We have also set up two longer-term camps where surveyors conduct intensive surveys on plots that are visited daily throughout the breeding period of four to six weeks, with the goal of finding every nest over the entire period. These intensively surveyed plots will also have a rapid survey conducted on them by the helicopter crews who don’t know anything about what is nesting there when they start. By comparing the rapid estimate of how many breeding shorebirds are on the plots with the data gathered over the entire breeding season by the intensive surveyors, we adjust the detection rates of the rapid surveyors. Because a rapid survey only lasts one hour and thirty-six minutes, we know each rapid survey misses a percentage of the shorebirds breeding on each rapid plot; this comparison allows us to better estimate the likely number of breeding shorebirds on each rapid plot and thereby better estimate population sizes across the huge landscape being surveyed.

As always, finding shorebird nests in the vast tundra is a challenge.  The photos below show the incredible camouflage chosen by a pair of Black-bellied Plovers nesting near camp.

 

Photo3A BBPL Nest 2016

This Black-bellied Plover nest is situated on bare ground, but it is perfectly camouflaged; Metta’s hand gives perspective on the size of the eggs, which are unusually large compared to most smaller shorebirds. Photos by Metta McGarvey

This Black-bellied Plover nest is situated on bare ground, but it is perfectly camouflaged; Metta’s hand gives perspective on the size of the eggs, which are unusually large compared to most smaller shorebirds. Photos by Metta McGarvey

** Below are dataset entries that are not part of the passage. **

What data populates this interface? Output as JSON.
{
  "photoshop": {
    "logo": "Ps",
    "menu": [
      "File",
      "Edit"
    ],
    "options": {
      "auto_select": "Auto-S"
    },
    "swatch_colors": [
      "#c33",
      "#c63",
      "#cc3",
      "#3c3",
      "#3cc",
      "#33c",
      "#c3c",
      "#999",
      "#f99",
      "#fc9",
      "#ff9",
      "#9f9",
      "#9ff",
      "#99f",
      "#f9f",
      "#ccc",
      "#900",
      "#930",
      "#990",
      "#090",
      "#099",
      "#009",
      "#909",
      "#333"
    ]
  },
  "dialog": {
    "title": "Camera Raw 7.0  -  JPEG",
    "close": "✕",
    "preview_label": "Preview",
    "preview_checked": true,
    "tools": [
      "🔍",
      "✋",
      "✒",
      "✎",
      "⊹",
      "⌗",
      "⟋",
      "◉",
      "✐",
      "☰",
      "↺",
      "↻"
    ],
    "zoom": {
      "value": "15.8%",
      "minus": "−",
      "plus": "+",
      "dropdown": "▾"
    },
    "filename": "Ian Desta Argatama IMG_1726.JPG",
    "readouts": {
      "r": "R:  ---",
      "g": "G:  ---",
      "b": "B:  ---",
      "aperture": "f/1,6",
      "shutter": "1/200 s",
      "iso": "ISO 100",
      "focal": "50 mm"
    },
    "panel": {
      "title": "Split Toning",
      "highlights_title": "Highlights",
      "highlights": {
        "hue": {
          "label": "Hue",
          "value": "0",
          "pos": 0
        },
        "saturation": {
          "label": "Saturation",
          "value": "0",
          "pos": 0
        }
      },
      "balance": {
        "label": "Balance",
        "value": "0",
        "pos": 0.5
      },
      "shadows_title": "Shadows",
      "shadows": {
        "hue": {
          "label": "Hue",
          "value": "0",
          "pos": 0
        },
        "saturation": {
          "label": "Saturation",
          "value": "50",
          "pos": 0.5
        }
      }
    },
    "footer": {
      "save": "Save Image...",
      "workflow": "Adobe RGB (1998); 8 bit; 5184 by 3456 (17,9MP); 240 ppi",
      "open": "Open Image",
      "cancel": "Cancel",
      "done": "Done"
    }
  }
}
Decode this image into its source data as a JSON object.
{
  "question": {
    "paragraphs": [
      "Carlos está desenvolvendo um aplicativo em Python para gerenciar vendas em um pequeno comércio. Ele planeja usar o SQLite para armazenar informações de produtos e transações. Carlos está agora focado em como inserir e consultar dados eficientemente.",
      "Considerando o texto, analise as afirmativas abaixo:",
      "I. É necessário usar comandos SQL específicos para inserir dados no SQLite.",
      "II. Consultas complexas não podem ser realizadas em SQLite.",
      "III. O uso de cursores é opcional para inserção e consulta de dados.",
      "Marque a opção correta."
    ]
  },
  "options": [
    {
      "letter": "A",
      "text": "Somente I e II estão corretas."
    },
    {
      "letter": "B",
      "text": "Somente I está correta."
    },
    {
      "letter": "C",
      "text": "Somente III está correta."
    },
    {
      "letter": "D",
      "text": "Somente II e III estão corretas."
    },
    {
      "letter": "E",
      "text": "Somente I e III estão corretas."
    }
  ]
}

Stepping back just a few feet shows how camouflaged the nest is among the background of lichens and tundra on which it was laid. Photo by Metta McGarvey

Stepping back just a few feet shows how camouflaged the nest is among the background of lichens and tundra on which it was laid. Photo by Metta McGarvey

 

Dunlin nests, like this one I found on a rapid survey plot, are equally camouflaged.  Up close the nest is easy to see, but if you step back just a bit it is superbly concealed, and from a few yards away it blends seamlessly into the landscape.  You can see from this why we survey during the brief period when the birds are setting up nests and advertising their territories with songs and displays!

 

Photo4A DUNLNestPhoto4B DUNLNest

This Dunlin nest is visible from up close, but disappears when you step back just a bit, which helps them avoid predators looking for a tasty meal, and also makes surveying shorebirds a real challenge. Photos by Stephen Brown.

This Dunlin nest is visible from up close, but disappears when you step back just a bit, which helps them avoid predators looking for a tasty meal, and also makes surveying shorebirds a real challenge. Photos by Stephen Brown.

 

We will write more soon about the incredible diversity of wildlife we see on the tundra during our surveys and will also have updates from the other crews surveying in other parts of the Refuge.